Resources

Attwood, T. (1998). Asperger's syndrome: A guide for parents and professionals. Philadelphia: Jessica Kingsley.

Freeman, S., & Drake, L. (1996). Teach me language: A language manual for children with autism, Asperger's syndrome, and related developmental disorders. Langley, British Columbia, Canada: SKF Books.

Childswork/Childsplay [Catalog]. Includes books and games. Available from Childswork/Childsplay, 35 Dupont St., P.O. Box 760, Plainview, NY 11803; (800) 962-1141; www.childswork.com.

Csoti, M. (2000). People skills for young adults. Philadelphia: Jessica Kingsley.

Gray, C. (2000). Taming the recess jungle. Available from Future Horizons, 721 W. Abram St., Arlington, TX 76013; (800) 489-0727; www.futurehorizons-autism.com.

The morning news [Quarterly newsletter]. Available from the Gray Center for Social Learning and Understanding, Jenison Public Schools, 2140 Bauer Rd., Jenison, MI 49428; (616) 457-8955; www.thegraycenter.org/the.htm.

Searle, Y., & Streng, I. (1996). The social skills game. Philadelphia: Jessica Kingsley.

Williams, M. S., & Shellenberger, S. (1996). How does your engine run? A leader's guide to the Alert Program for Self-Regulation. Helps children to learn self-awareness and self-regulation. Available from Therapy Works, Inc., 4901 Butte Pl., NW, Albuquerque, NM 87120; (505) 897-3478; www.alertprogram.com.

 

Web Sites

NLDline www.nldline.com

Nonverbal Learning Disabilities www.geocities.com/Athens/Academy/1644

NLD on the Web www.nldontheweb.org

 

 

References

Greenspan, S. L. (1992). Infancy and early childhood: The practice of clinical assessment and intervention with emotional and developmental challenges. Madison, CT: International Universities Press.

Kranowitz, C. S. (1998). The out-of-sync child. New York: Perigee.

Mowat, F. (1965). Owls in the family. In H. Robinson, M. Monroe, A. Atley, G. Huck, & W. Jenkins (Eds.), Wide horizons (pp. 20–127). Chicago: Scott Foresman.

Rourke, B. P. (1995). Syndrome of nonverbal learning disabilities. New York: Guilford Press.

Sheely, R. (2000, Summer). Nonverbal learning disorder: A closer look. The Source, 1, 6. (Available from the Asperger Syndrome Coalition of the United States, P.O. Box 351268, Jacksonville, FL 32235; www.asperger.org)

Spreen, O., Risser, A., & Edgell, D. (1995). Developmental neuropsychology. New York: Oxford University Press.

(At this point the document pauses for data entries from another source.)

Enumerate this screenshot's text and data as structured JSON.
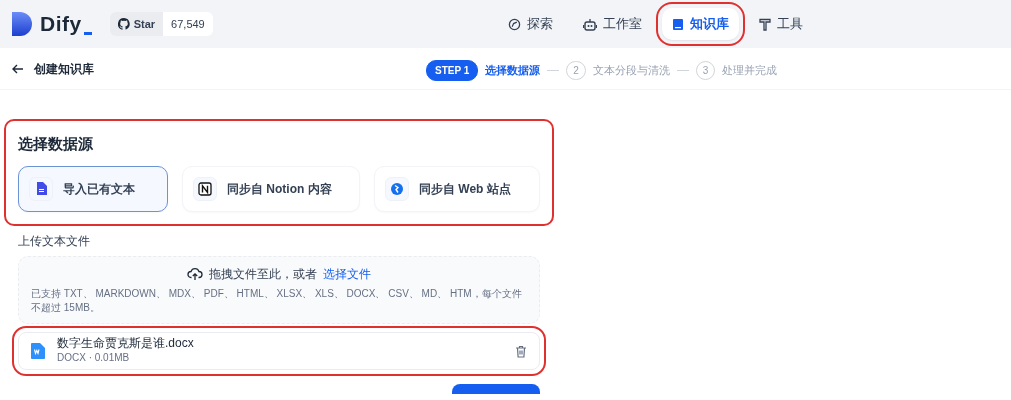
{
  "header": {
    "logo": "Dify",
    "github": {
      "label": "Star",
      "count": "67,549"
    },
    "nav": [
      {
        "label": "探索",
        "selected": false,
        "highlighted": false
      },
      {
        "label": "工作室",
        "selected": false,
        "highlighted": false
      },
      {
        "label": "知识库",
        "selected": true,
        "highlighted": true
      },
      {
        "label": "工具",
        "selected": false,
        "highlighted": false
      }
    ]
  },
  "subheader": {
    "title": "创建知识库",
    "steps": [
      {
        "badge": "STEP 1",
        "label": "选择数据源",
        "selected": true
      },
      {
        "badge": "2",
        "label": "文本分段与清洗",
        "selected": false
      },
      {
        "badge": "3",
        "label": "处理并完成",
        "selected": false
      }
    ]
  },
  "data_source": {
    "title": "选择数据源",
    "highlighted": true,
    "options": [
      {
        "label": "导入已有文本",
        "selected": true
      },
      {
        "label": "同步自 Notion 内容",
        "selected": false
      },
      {
        "label": "同步自 Web 站点",
        "selected": false
      }
    ]
  },
  "upload": {
    "label": "上传文本文件",
    "drop_text": "拖拽文件至此，或者",
    "drop_link": "选择文件",
    "hint": "已支持 TXT、 MARKDOWN、 MDX、 PDF、 HTML、 XLSX、 XLS、 DOCX、 CSV、 MD、 HTM，每个文件不超过 15MB。",
    "files": [
      {
        "name": "数字生命贾克斯是谁.docx",
        "meta": "DOCX · 0.01MB",
        "highlighted": true
      }
    ]
  },
  "next_button": {
    "kind": "primary"
  }
}
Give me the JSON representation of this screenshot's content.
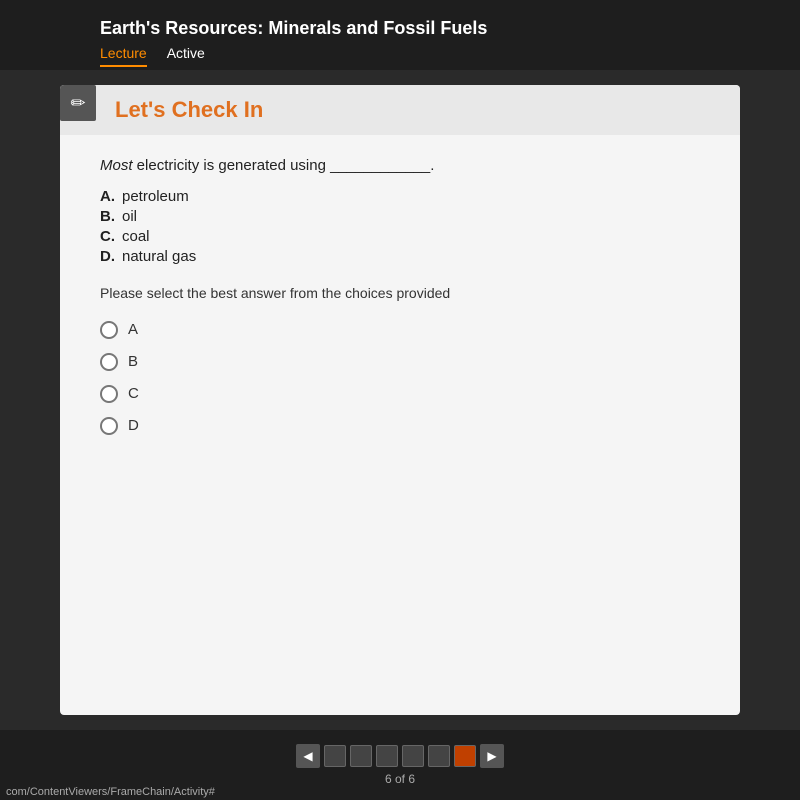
{
  "header": {
    "course_title": "Earth's Resources: Minerals and Fossil Fuels",
    "tabs": [
      {
        "id": "lecture",
        "label": "Lecture",
        "active": true
      },
      {
        "id": "active",
        "label": "Active",
        "active": false
      }
    ]
  },
  "section": {
    "title": "Let's Check In",
    "pencil_icon": "✏"
  },
  "question": {
    "text_prefix": "Most electricity is generated using",
    "blank": "____________",
    "text_suffix": ".",
    "choices": [
      {
        "letter": "A.",
        "text": "petroleum"
      },
      {
        "letter": "B.",
        "text": "oil"
      },
      {
        "letter": "C.",
        "text": "coal"
      },
      {
        "letter": "D.",
        "text": "natural gas"
      }
    ]
  },
  "instruction": "Please select the best answer from the choices provided",
  "radio_options": [
    {
      "id": "A",
      "label": "A"
    },
    {
      "id": "B",
      "label": "B"
    },
    {
      "id": "C",
      "label": "C"
    },
    {
      "id": "D",
      "label": "D"
    }
  ],
  "pagination": {
    "current": 6,
    "total": 6,
    "label": "6 of 6",
    "dots": [
      1,
      2,
      3,
      4,
      5,
      6
    ]
  },
  "url": "com/ContentViewers/FrameChain/Activity#"
}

Thompson, S. (1997). The source for nonverbal learning disabilities. East Moline, IL: LinguiSystems.


Dorothy M. Vacca is a psychologist and consultant, 64 Bishops Forest Dr., Waltham, MA 02452; DVacca@aol.com.